I am dancing my own dance to my own beat. All I need to do is show up, really show up. I was looking at my joy all along — my rhythm is mine and I am the one who needs to be happy and at ease with it. I smile back. I begin to raise my eyes in other places, too, and see more smiles and feel myself smiling back.

For some reason, I reach out to Susan while she’s on sabbatical. A radical act of bravery and courage that led to more. A domino effect. Susan, my friend and my teacher, is one of my hero-ific friends. The friends and the people who inspire me to aspire. It occurs to me that we all affect each other in ways that we might not realize. So I wonder: what affect do I have with my floaties on … and with them off?

I begin to spend less time in the floaties and more time on my real legs. Treadmills give way to long, quiet walks in the woods where I really look at what was blooming and growing and really listen to all the buzzing and chirping. I walk with my family, and my dogs too. Board games and UNO take the place of the trashy magazines. Daydreams become more embedded in reality. When I engage, I became more engaging. My conversations become richer. I talk with strangers, who then are no longer strangers. My wit becomes less snarky and my relationships blossom.

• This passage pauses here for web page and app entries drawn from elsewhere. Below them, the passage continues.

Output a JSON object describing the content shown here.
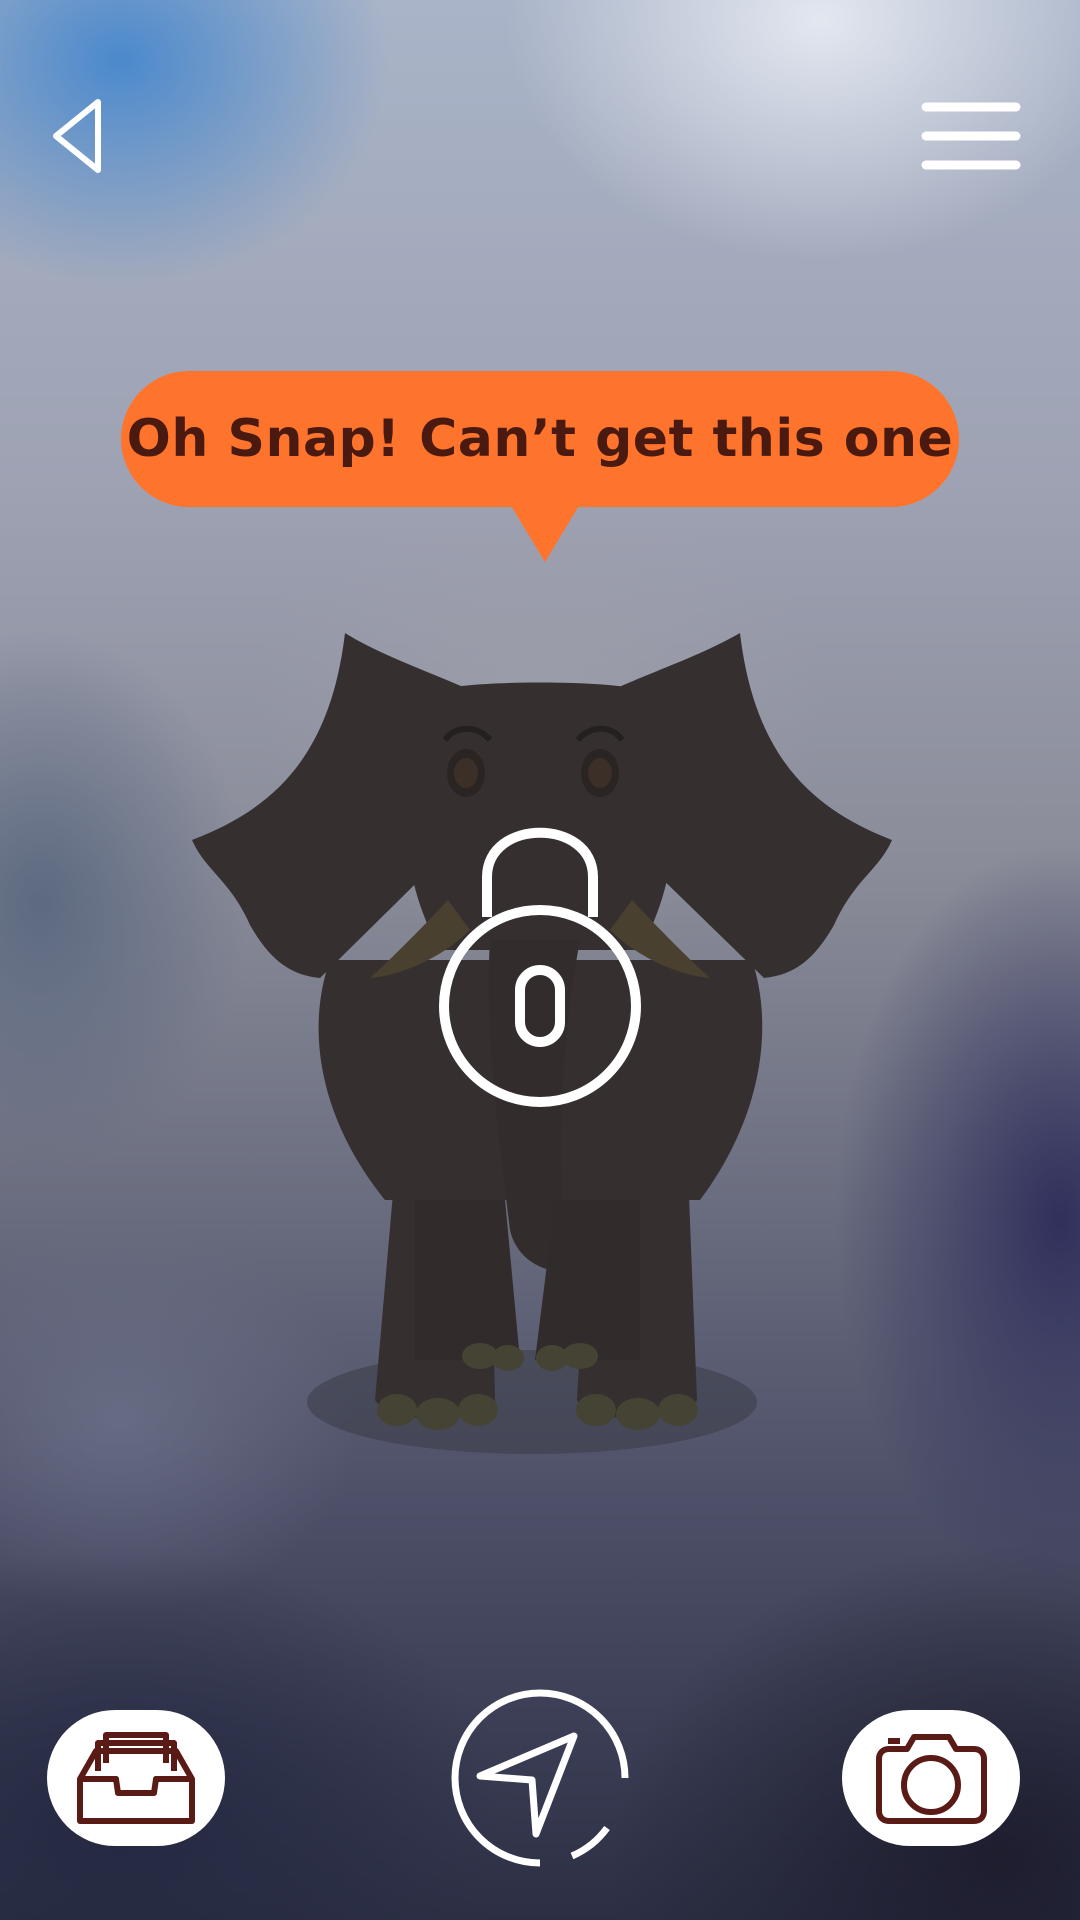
{
  "header": {
    "back_icon": "back-triangle-icon",
    "menu_icon": "hamburger-menu-icon"
  },
  "message": {
    "text": "Oh Snap! Can’t get this one",
    "color": "#ff742d",
    "text_color": "#4a1a10"
  },
  "content": {
    "animal": "elephant-silhouette",
    "lock_icon": "padlock-icon",
    "lock_count": "0"
  },
  "bottom_bar": {
    "inbox_icon": "inbox-tray-icon",
    "navigate_icon": "navigation-arrow-icon",
    "camera_icon": "camera-icon",
    "icon_color": "#5a1a15"
  }
}
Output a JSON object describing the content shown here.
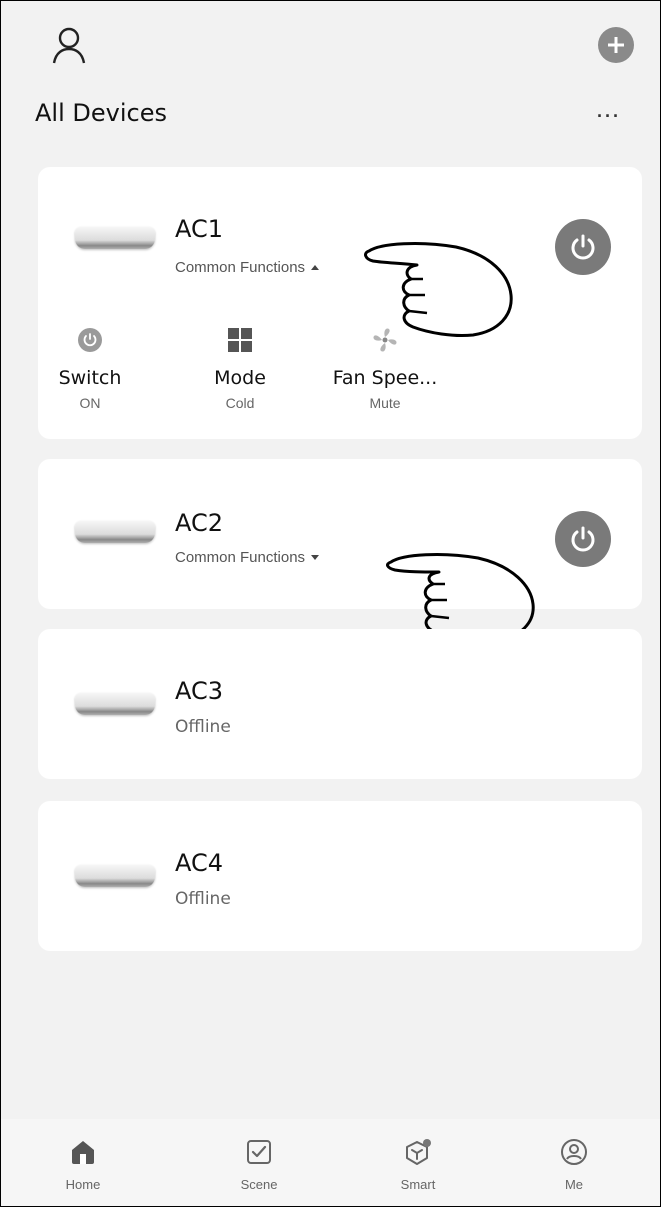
{
  "header": {
    "title": "All Devices",
    "more_label": "···",
    "profile_icon": "user-icon",
    "add_icon": "plus-circle-icon"
  },
  "devices": [
    {
      "name": "AC1",
      "subtitle": "Common Functions",
      "expanded": true,
      "power_icon": "power-icon",
      "functions": [
        {
          "label": "Switch",
          "value": "ON",
          "icon": "power-small-icon"
        },
        {
          "label": "Mode",
          "value": "Cold",
          "icon": "grid-icon"
        },
        {
          "label": "Fan Spee...",
          "value": "Mute",
          "icon": "fan-icon"
        }
      ]
    },
    {
      "name": "AC2",
      "subtitle": "Common Functions",
      "expanded": false,
      "power_icon": "power-icon"
    },
    {
      "name": "AC3",
      "status": "Offline"
    },
    {
      "name": "AC4",
      "status": "Offline"
    }
  ],
  "bottom_nav": [
    {
      "label": "Home",
      "icon": "home-icon",
      "active": true
    },
    {
      "label": "Scene",
      "icon": "checkbox-icon",
      "active": false
    },
    {
      "label": "Smart",
      "icon": "smart-cube-icon",
      "active": false
    },
    {
      "label": "Me",
      "icon": "account-circle-icon",
      "active": false
    }
  ],
  "colors": {
    "background": "#f2f2f2",
    "card": "#ffffff",
    "power_button": "#7a7a7a",
    "text_primary": "#111111",
    "text_secondary": "#666666"
  }
}
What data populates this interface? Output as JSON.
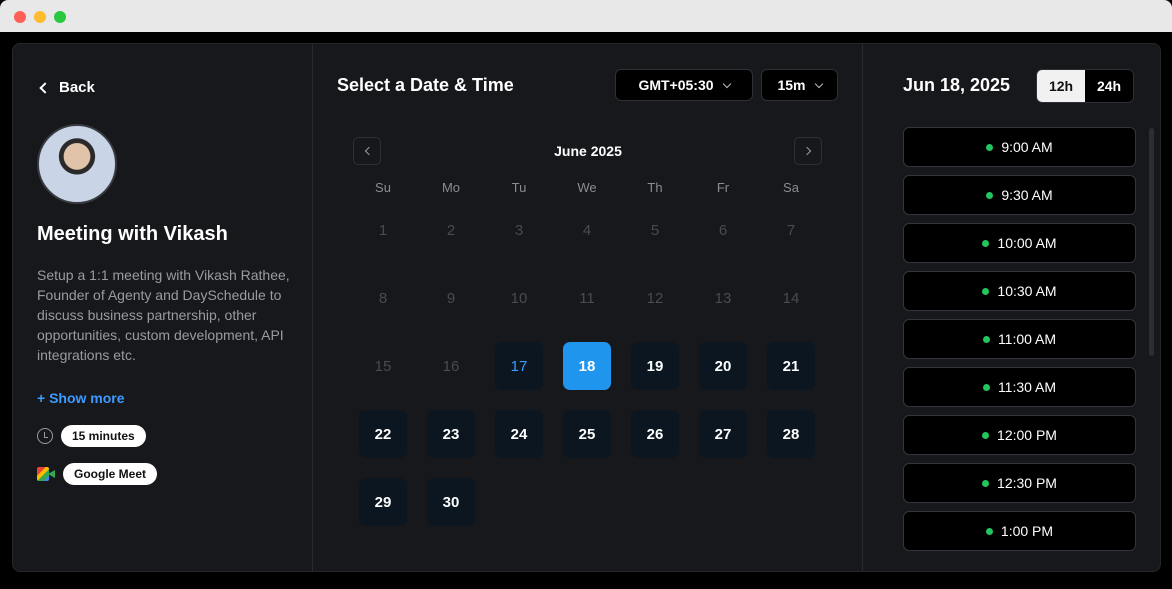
{
  "window": {
    "controls": [
      "close",
      "minimize",
      "maximize"
    ]
  },
  "left": {
    "back_label": "Back",
    "title": "Meeting with Vikash",
    "description": "Setup a 1:1 meeting with Vikash Rathee, Founder of Agenty and DaySchedule to discuss business partnership, other opportunities, custom development, API integrations etc.",
    "show_more": "+ Show more",
    "duration": "15 minutes",
    "location": "Google Meet"
  },
  "middle": {
    "title": "Select a Date & Time",
    "timezone": "GMT+05:30",
    "interval": "15m",
    "month": "June 2025",
    "weekdays": [
      "Su",
      "Mo",
      "Tu",
      "We",
      "Th",
      "Fr",
      "Sa"
    ],
    "days": [
      {
        "n": "1",
        "s": "disabled"
      },
      {
        "n": "2",
        "s": "disabled"
      },
      {
        "n": "3",
        "s": "disabled"
      },
      {
        "n": "4",
        "s": "disabled"
      },
      {
        "n": "5",
        "s": "disabled"
      },
      {
        "n": "6",
        "s": "disabled"
      },
      {
        "n": "7",
        "s": "disabled"
      },
      {
        "n": "8",
        "s": "disabled"
      },
      {
        "n": "9",
        "s": "disabled"
      },
      {
        "n": "10",
        "s": "disabled"
      },
      {
        "n": "11",
        "s": "disabled"
      },
      {
        "n": "12",
        "s": "disabled"
      },
      {
        "n": "13",
        "s": "disabled"
      },
      {
        "n": "14",
        "s": "disabled"
      },
      {
        "n": "15",
        "s": "disabled"
      },
      {
        "n": "16",
        "s": "disabled"
      },
      {
        "n": "17",
        "s": "today"
      },
      {
        "n": "18",
        "s": "selected"
      },
      {
        "n": "19",
        "s": "available"
      },
      {
        "n": "20",
        "s": "available"
      },
      {
        "n": "21",
        "s": "available"
      },
      {
        "n": "22",
        "s": "available"
      },
      {
        "n": "23",
        "s": "available"
      },
      {
        "n": "24",
        "s": "available"
      },
      {
        "n": "25",
        "s": "available"
      },
      {
        "n": "26",
        "s": "available"
      },
      {
        "n": "27",
        "s": "available"
      },
      {
        "n": "28",
        "s": "available"
      },
      {
        "n": "29",
        "s": "available"
      },
      {
        "n": "30",
        "s": "available"
      }
    ]
  },
  "right": {
    "selected_date": "Jun 18, 2025",
    "format_12h": "12h",
    "format_24h": "24h",
    "active_format": "12h",
    "slots": [
      "9:00 AM",
      "9:30 AM",
      "10:00 AM",
      "10:30 AM",
      "11:00 AM",
      "11:30 AM",
      "12:00 PM",
      "12:30 PM",
      "1:00 PM"
    ]
  },
  "colors": {
    "accent": "#1f95ee",
    "available_dot": "#22c55e",
    "link": "#3c9bff"
  }
}
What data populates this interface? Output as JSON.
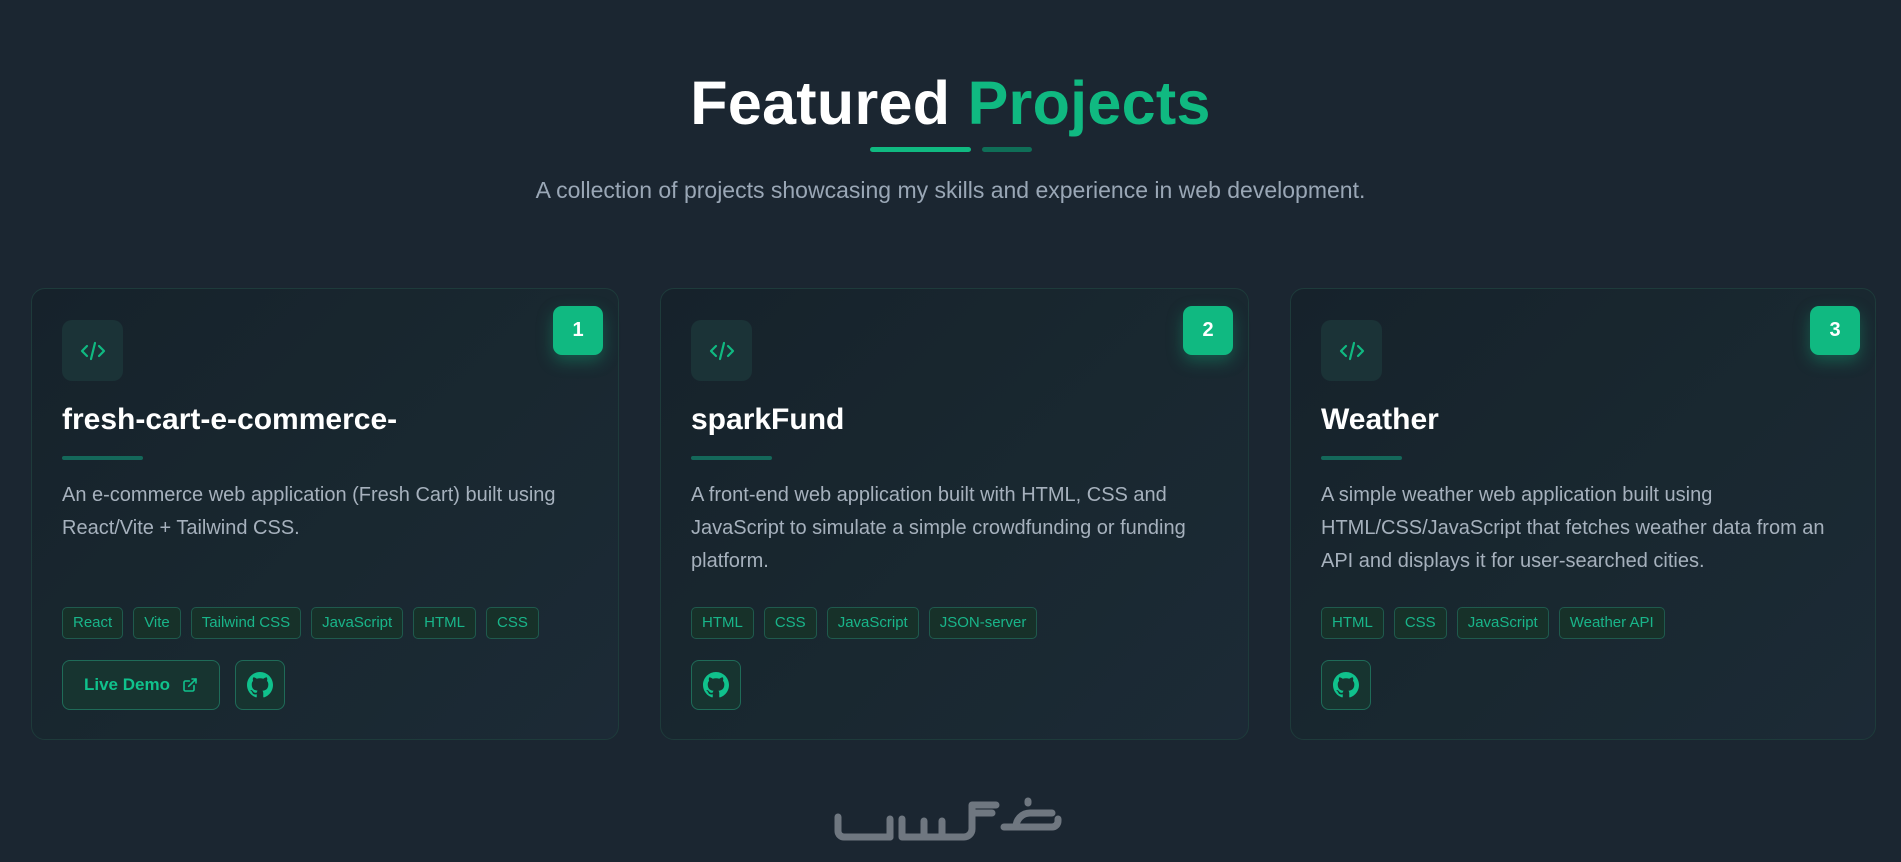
{
  "header": {
    "title_white": "Featured",
    "title_accent": "Projects",
    "subtitle": "A collection of projects showcasing my skills and experience in web development."
  },
  "projects": [
    {
      "number": "1",
      "title": "fresh-cart-e-commerce-",
      "description": "An e-commerce web application (Fresh Cart) built using React/Vite + Tailwind CSS.",
      "tags": [
        "React",
        "Vite",
        "Tailwind CSS",
        "JavaScript",
        "HTML",
        "CSS"
      ],
      "live_demo_label": "Live Demo"
    },
    {
      "number": "2",
      "title": "sparkFund",
      "description": "A front-end web application built with HTML, CSS and JavaScript to simulate a simple crowdfunding or funding platform.",
      "tags": [
        "HTML",
        "CSS",
        "JavaScript",
        "JSON-server"
      ]
    },
    {
      "number": "3",
      "title": "Weather",
      "description": "A simple weather web application built using HTML/CSS/JavaScript that fetches weather data from an API and displays it for user-searched cities.",
      "tags": [
        "HTML",
        "CSS",
        "JavaScript",
        "Weather API"
      ]
    }
  ],
  "watermark": {
    "text": "خمسات"
  },
  "colors": {
    "background": "#1b2631",
    "accent": "#10b981",
    "card_border": "#1e3b3b",
    "text_muted": "#a6b1bd"
  },
  "icons": {
    "code": "code-icon",
    "external_link": "external-link-icon",
    "github": "github-icon"
  }
}
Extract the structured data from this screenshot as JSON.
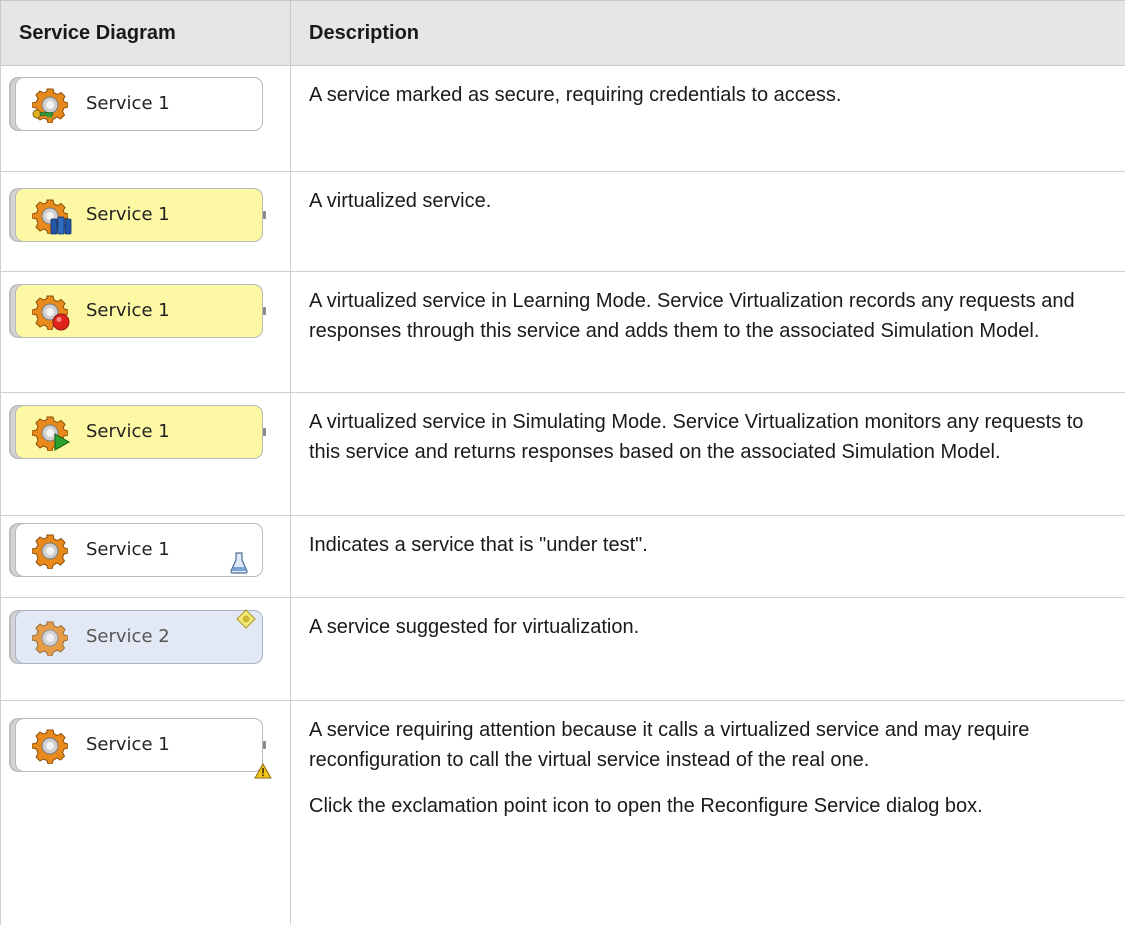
{
  "table": {
    "headers": [
      "Service Diagram",
      "Description"
    ],
    "rows": [
      {
        "node_label": "Service 1",
        "node_style": "white",
        "overlay_icon": "key-icon",
        "description": [
          "A service marked as secure, requiring credentials to access."
        ]
      },
      {
        "node_label": "Service 1",
        "node_style": "yellow",
        "overlay_icon": "virtual-servers-icon",
        "description": [
          "A virtualized service."
        ]
      },
      {
        "node_label": "Service 1",
        "node_style": "yellow",
        "overlay_icon": "record-icon",
        "description": [
          "A virtualized service in Learning Mode. Service Virtualization records any requests and responses through this service and adds them to the associated Simulation Model."
        ]
      },
      {
        "node_label": "Service 1",
        "node_style": "yellow",
        "overlay_icon": "play-icon",
        "description": [
          "A virtualized service in Simulating Mode. Service Virtualization monitors any requests to this service and returns responses based on the associated Simulation Model."
        ]
      },
      {
        "node_label": "Service 1",
        "node_style": "white",
        "overlay_icon": "flask-icon",
        "description": [
          "Indicates a service that is \"under test\"."
        ]
      },
      {
        "node_label": "Service 2",
        "node_style": "blue",
        "overlay_icon": "suggestion-diamond-icon",
        "description": [
          "A service suggested for virtualization."
        ]
      },
      {
        "node_label": "Service 1",
        "node_style": "white",
        "overlay_icon": "warning-icon",
        "description": [
          "A service requiring attention because it calls a virtualized service and may require reconfiguration to call the virtual service instead of the real one.",
          "Click the exclamation point icon to open the Reconfigure Service dialog box."
        ]
      }
    ]
  },
  "colors": {
    "header_bg": "#e6e6e6",
    "virtualized_node": "#fcf8a4",
    "suggested_node": "#e2e9f4",
    "gear_orange": "#e8891c",
    "border": "#cfcfcf"
  }
}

Don’t get me wrong, I still love my floaties, but I use them differently now. Floaties are part of being human. I use them for fun and rest as long as I put my feet down more than up. My floaties now have a surgeon general’s warning imbedded on them. “Use when necessary, DO NOT OVERUSE.”

If I close my eyes, I can see her again: my bright, bobbing Sophia. Maybe she was tired that day and her little legs and arms didn’t want to swim. After all, she was on vacation, too, right? Maybe she wanted to float for a bit, her big brown eyes facing up to the sun and dream big and fantastic and unflawed dreams.

She was right. Everyone deserves to use floaties once in a while. Occasional floaties give us a respite from bills, stress, and troubles until courage to deal presents itself. I’ve learned to recognize when I need them and when I don’t. I see how useful they are, but how tight and restrictive they can be. Mine help me stay on my rocker until I can get a firmer grip, but then off they come and out I go on my long, strong legs.

%d bloggers like this: